• [The task]
Collect from the data below each line with "automatically".

Items from an interface collection:
—————
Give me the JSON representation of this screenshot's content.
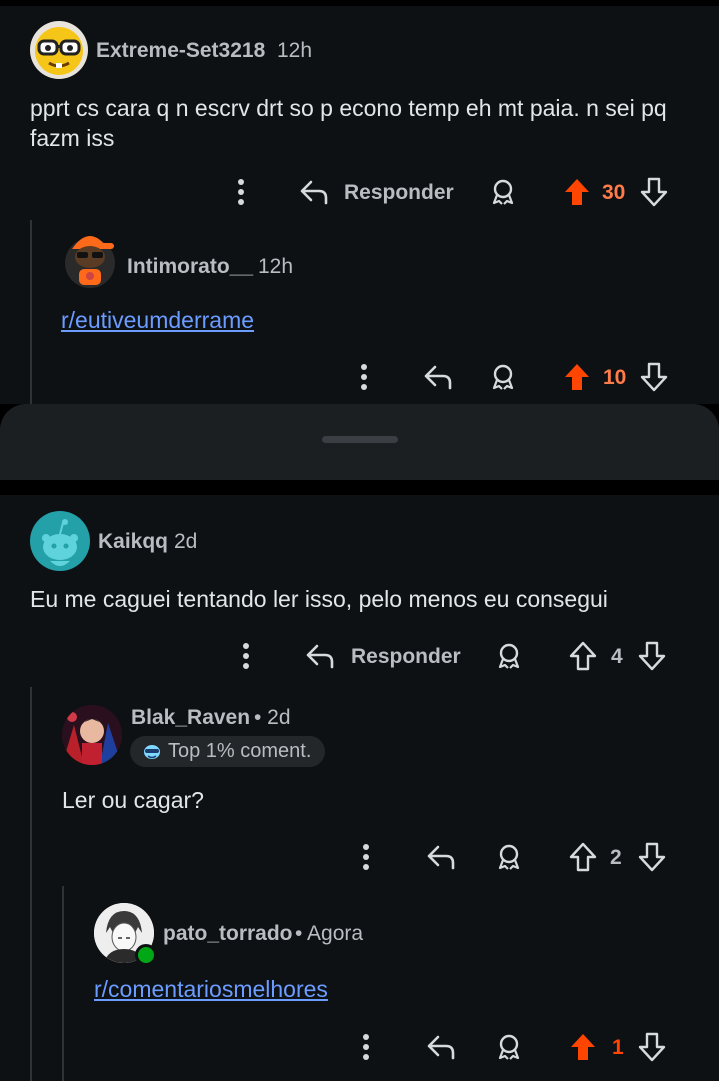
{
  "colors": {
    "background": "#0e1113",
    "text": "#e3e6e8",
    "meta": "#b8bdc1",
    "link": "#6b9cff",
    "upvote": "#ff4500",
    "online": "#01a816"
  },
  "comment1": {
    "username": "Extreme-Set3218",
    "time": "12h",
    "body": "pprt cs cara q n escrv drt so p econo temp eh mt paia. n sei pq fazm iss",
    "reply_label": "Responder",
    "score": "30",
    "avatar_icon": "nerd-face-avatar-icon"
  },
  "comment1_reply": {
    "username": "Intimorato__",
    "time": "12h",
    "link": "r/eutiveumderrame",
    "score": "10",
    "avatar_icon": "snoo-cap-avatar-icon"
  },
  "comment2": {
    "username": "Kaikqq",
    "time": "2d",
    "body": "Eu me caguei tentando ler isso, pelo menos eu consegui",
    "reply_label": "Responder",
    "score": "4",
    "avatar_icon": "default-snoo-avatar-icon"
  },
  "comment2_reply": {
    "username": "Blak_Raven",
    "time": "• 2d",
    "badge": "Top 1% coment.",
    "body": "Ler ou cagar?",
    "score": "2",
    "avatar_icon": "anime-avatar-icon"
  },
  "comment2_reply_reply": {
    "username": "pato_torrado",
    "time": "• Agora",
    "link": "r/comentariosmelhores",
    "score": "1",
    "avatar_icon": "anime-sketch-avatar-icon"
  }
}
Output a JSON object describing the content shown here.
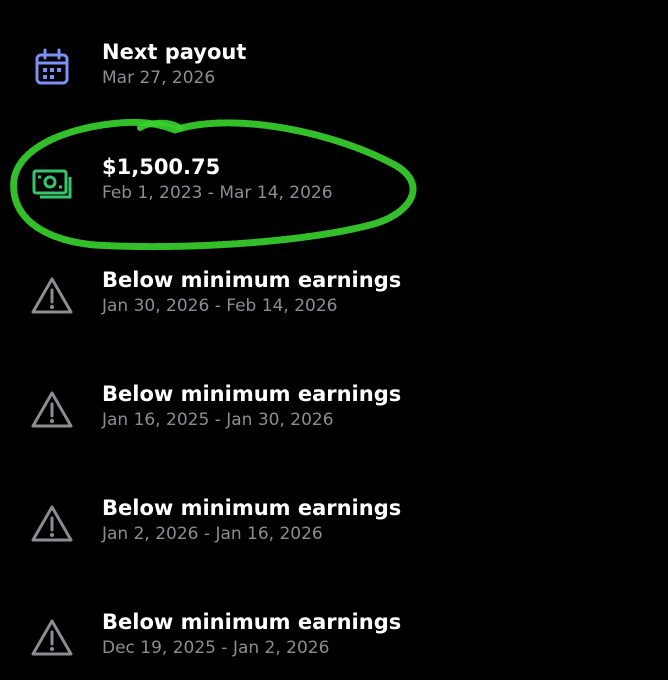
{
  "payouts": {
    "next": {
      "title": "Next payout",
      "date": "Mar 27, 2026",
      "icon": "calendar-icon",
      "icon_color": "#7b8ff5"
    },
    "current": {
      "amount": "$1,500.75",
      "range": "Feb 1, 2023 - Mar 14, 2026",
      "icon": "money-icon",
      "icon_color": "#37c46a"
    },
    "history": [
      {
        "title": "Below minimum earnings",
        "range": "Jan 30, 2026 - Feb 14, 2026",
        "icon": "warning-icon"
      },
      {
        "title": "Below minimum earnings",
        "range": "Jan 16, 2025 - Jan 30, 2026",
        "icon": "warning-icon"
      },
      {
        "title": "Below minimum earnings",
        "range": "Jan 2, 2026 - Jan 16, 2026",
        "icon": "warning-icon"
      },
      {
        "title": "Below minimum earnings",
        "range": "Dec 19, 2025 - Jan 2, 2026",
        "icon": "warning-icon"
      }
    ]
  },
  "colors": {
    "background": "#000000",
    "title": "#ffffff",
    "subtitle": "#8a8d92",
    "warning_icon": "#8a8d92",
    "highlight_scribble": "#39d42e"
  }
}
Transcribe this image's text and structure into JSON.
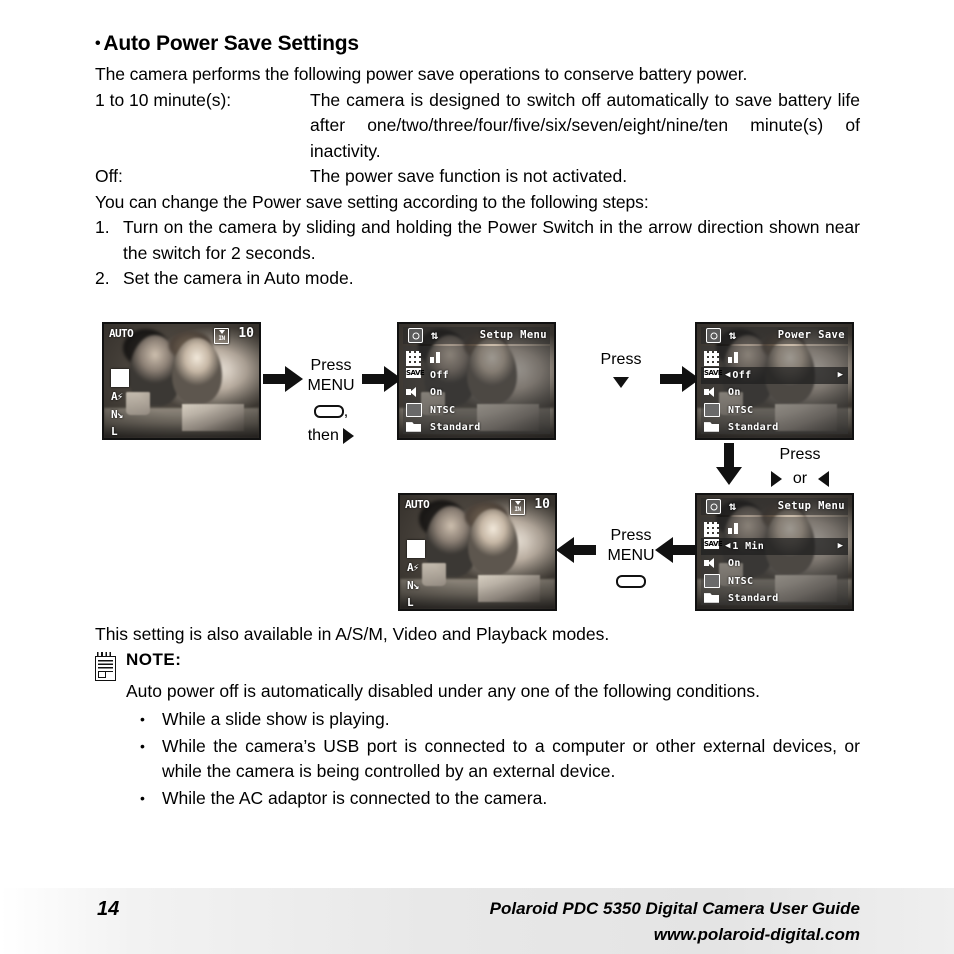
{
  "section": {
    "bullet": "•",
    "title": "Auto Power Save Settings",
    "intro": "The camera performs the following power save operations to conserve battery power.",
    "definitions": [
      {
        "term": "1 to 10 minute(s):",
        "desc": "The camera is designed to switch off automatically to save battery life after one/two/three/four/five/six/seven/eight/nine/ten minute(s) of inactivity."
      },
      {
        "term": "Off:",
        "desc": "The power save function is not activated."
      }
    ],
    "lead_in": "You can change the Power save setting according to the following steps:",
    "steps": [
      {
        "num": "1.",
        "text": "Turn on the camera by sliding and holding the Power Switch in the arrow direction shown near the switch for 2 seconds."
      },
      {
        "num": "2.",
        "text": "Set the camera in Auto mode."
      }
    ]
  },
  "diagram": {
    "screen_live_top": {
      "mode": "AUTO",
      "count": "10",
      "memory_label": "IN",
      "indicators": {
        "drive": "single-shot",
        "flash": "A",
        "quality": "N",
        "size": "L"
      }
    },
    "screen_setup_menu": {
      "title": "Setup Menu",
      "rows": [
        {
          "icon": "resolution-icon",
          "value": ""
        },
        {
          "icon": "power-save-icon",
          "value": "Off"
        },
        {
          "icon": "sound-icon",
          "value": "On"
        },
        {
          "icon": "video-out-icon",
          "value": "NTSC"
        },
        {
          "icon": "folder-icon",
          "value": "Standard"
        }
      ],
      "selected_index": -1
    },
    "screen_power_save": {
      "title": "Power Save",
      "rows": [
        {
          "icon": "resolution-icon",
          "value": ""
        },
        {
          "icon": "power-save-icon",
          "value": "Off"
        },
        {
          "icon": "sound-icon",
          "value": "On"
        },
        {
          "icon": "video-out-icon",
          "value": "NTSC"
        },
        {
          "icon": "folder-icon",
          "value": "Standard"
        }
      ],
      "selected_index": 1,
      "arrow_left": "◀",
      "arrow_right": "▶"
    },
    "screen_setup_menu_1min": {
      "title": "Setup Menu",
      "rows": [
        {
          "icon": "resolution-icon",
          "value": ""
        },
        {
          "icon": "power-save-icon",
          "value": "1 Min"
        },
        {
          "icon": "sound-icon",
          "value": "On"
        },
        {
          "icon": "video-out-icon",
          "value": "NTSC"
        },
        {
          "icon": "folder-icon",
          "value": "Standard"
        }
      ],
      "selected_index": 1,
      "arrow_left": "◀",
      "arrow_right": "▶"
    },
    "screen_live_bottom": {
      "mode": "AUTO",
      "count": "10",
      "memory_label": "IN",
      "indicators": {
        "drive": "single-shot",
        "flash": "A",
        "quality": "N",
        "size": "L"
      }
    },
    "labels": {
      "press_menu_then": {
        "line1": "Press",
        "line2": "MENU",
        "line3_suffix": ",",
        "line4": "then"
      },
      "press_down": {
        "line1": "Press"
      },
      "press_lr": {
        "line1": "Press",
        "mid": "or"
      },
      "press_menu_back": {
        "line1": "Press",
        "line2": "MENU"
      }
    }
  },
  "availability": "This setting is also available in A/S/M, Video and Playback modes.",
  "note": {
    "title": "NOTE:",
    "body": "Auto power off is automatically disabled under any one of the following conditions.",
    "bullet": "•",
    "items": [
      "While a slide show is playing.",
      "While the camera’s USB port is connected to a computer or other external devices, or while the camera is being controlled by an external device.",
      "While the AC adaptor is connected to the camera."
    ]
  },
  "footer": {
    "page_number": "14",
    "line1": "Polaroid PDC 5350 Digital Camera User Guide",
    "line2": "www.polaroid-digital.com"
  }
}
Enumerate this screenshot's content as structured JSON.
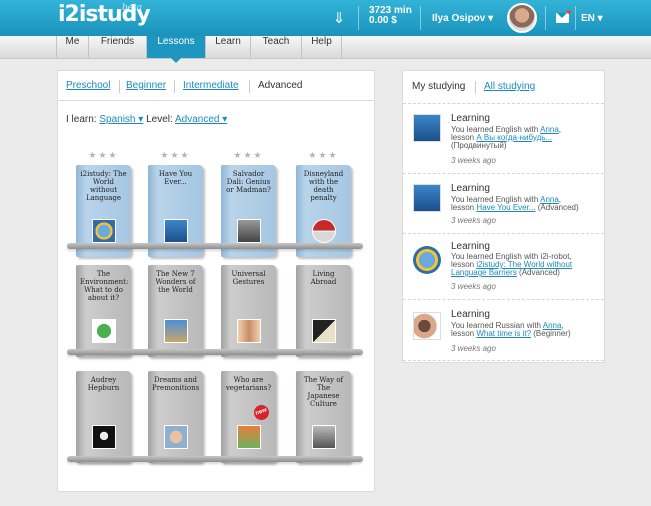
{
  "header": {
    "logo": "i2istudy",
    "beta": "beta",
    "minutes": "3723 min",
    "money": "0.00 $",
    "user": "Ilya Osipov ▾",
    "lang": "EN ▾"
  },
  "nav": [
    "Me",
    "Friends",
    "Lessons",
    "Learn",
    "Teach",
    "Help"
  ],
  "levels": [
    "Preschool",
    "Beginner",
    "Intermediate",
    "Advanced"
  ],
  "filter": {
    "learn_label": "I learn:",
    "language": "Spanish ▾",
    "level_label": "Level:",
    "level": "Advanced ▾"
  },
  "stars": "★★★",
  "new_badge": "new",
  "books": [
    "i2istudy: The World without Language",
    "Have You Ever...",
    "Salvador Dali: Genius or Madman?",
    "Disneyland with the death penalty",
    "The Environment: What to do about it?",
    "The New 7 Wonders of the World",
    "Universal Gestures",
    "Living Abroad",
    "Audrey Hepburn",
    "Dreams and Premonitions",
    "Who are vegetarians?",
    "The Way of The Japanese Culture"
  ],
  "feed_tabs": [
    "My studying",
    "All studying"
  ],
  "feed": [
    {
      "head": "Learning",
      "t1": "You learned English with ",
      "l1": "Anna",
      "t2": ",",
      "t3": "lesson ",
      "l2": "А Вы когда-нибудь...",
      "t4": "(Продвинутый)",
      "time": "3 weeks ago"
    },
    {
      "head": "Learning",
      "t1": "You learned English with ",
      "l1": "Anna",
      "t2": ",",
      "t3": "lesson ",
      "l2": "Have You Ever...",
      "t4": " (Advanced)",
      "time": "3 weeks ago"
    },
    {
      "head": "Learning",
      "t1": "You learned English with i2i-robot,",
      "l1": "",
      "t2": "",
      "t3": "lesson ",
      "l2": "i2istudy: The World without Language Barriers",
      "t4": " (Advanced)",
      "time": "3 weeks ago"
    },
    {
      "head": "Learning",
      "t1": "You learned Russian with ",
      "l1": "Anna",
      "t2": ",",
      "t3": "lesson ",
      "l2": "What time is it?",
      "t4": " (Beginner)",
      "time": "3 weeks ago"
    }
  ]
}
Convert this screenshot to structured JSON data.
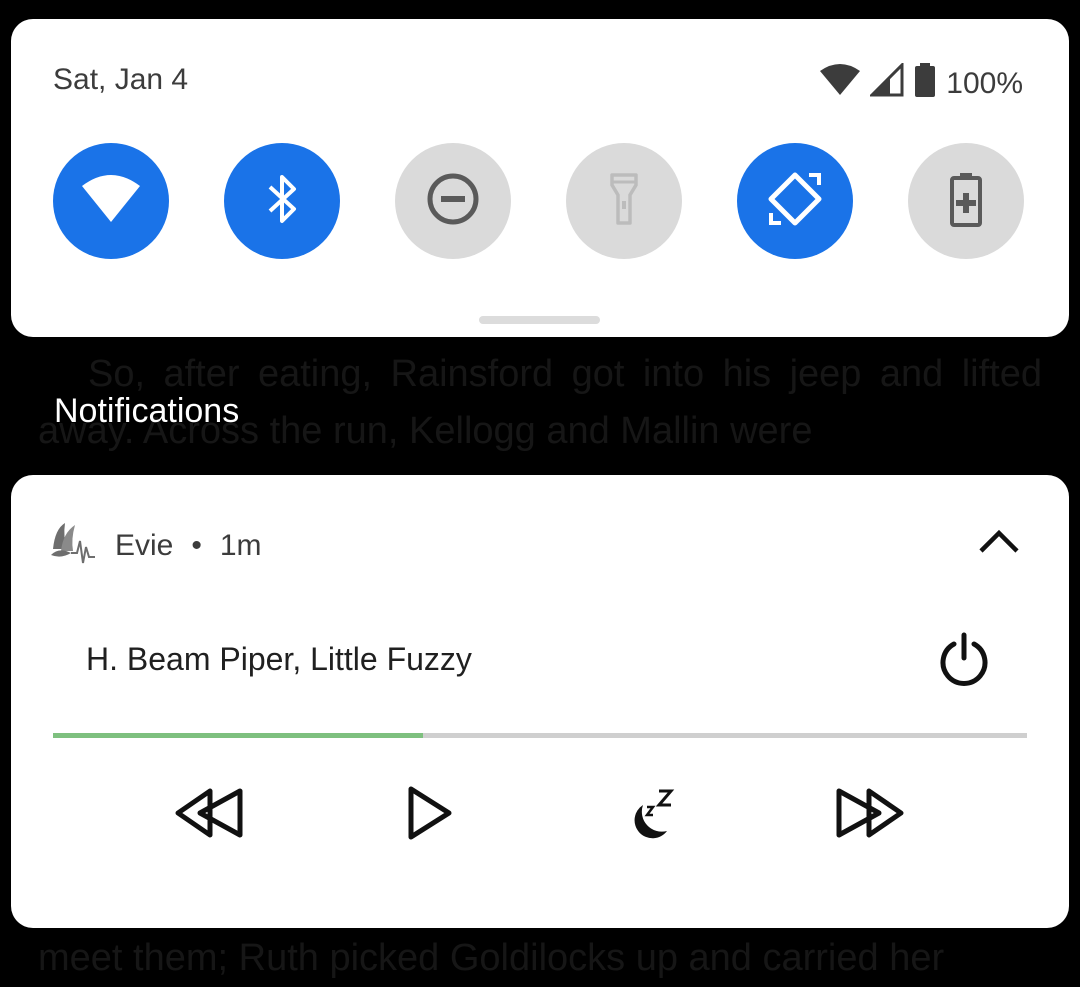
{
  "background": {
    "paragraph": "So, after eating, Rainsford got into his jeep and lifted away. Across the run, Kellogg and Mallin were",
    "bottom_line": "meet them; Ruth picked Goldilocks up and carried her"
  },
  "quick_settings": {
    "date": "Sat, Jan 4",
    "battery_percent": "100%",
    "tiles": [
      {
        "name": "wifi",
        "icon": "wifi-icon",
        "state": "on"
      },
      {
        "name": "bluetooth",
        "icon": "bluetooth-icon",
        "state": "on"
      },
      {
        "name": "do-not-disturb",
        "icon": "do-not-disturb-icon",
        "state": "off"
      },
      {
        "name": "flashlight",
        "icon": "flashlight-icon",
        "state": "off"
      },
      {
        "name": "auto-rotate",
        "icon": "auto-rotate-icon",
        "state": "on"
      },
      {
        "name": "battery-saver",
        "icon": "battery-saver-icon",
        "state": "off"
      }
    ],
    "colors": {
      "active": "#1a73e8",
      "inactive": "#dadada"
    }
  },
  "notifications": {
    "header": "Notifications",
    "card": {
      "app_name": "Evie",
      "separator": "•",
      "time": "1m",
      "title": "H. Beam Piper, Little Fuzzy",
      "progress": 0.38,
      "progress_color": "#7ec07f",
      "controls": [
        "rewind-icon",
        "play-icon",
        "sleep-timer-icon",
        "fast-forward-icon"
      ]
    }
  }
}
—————
• [Result of this exercise]
        "desc": "The camera is designed to switch off automatically to save battery life after one/two/three/four/five/six/seven/eight/nine/ten minute(s) of inactivity."
    "body": "Auto power off is automatically disabled under any one of the following conditions.",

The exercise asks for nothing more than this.